A capital reflects the values of the country, and Washington D.C. is no different. The city boasts a number of famous and beloved monuments — the Lincoln Memorial, the Jefferson Memorial, the Vietnam Veterans Memorial, the FDR Memorial, the Iwo Jima Memorial — all of which are heavily visited by the capital’s 15 million annual tourists. Of the forty-five monuments and memorials in Washington D.C., only one expressly honors the contributions of American women: the Vietnam Women’s Memorial (pictured at right), which was finally installed in 1993 after years of opposition. Although 265,000 women served during the Vietnam War, there was strong resistance to the idea of commemorating them in sculpture. Some opponents insisted that the Three Fighting Men sculpture at the Vietnam Memorial — which depicts three male soldiers — magically represented all human beings regardless of gender, and that it would somehow “cheapen” things by including a sculpture of an actual female. (One commissioner remarked that putting up a monument to women veterans made about as much sense as putting up a statue of dogs who had been in Vietnam.)
But bias in monuments is hardly restricted to Washington D.C. It’s a similar story in cities all over the country. A quick survey of New York City, for example, indicates that of the 159 historical statues on display, only five are of women.

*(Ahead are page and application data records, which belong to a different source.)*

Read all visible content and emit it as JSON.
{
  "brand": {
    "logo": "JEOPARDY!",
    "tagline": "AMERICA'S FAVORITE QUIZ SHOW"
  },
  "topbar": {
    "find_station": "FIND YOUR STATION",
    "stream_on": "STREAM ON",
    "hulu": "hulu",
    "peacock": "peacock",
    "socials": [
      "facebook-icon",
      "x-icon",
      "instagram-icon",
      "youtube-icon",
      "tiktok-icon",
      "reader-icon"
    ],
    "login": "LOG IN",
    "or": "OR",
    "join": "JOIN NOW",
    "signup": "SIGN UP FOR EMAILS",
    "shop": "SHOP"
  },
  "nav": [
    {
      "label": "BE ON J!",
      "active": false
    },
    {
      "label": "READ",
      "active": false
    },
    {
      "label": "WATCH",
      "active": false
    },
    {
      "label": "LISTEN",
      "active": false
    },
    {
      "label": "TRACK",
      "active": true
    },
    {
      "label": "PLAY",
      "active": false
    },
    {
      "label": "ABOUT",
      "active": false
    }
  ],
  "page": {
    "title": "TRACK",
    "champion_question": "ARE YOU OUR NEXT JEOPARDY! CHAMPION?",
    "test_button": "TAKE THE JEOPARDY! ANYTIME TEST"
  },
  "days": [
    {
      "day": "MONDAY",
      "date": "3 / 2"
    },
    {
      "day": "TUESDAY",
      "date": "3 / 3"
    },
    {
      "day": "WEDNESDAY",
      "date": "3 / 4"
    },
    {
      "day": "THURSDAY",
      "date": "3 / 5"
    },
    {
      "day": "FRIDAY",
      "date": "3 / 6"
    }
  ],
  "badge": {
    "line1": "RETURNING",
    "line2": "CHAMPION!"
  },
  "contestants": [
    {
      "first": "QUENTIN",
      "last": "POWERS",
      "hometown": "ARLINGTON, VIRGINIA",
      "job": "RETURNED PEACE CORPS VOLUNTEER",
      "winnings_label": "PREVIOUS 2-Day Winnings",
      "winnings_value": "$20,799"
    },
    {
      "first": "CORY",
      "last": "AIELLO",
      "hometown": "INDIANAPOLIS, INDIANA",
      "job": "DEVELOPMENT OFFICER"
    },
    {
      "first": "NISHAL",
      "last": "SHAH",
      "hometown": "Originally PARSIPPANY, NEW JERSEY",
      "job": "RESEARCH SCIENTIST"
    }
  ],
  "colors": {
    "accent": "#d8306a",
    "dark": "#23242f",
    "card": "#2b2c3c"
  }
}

Our Monuments & Memorials project will address this problem on both a local and national level: from urging municipalities all over the country to install and name memorials after women, to securing more monuments to women in Washington D.C. We’ll need project coordinators, state coordinators, local advocates, interns, and volunteers of every description.
Watch this space for updates as the project takes shape.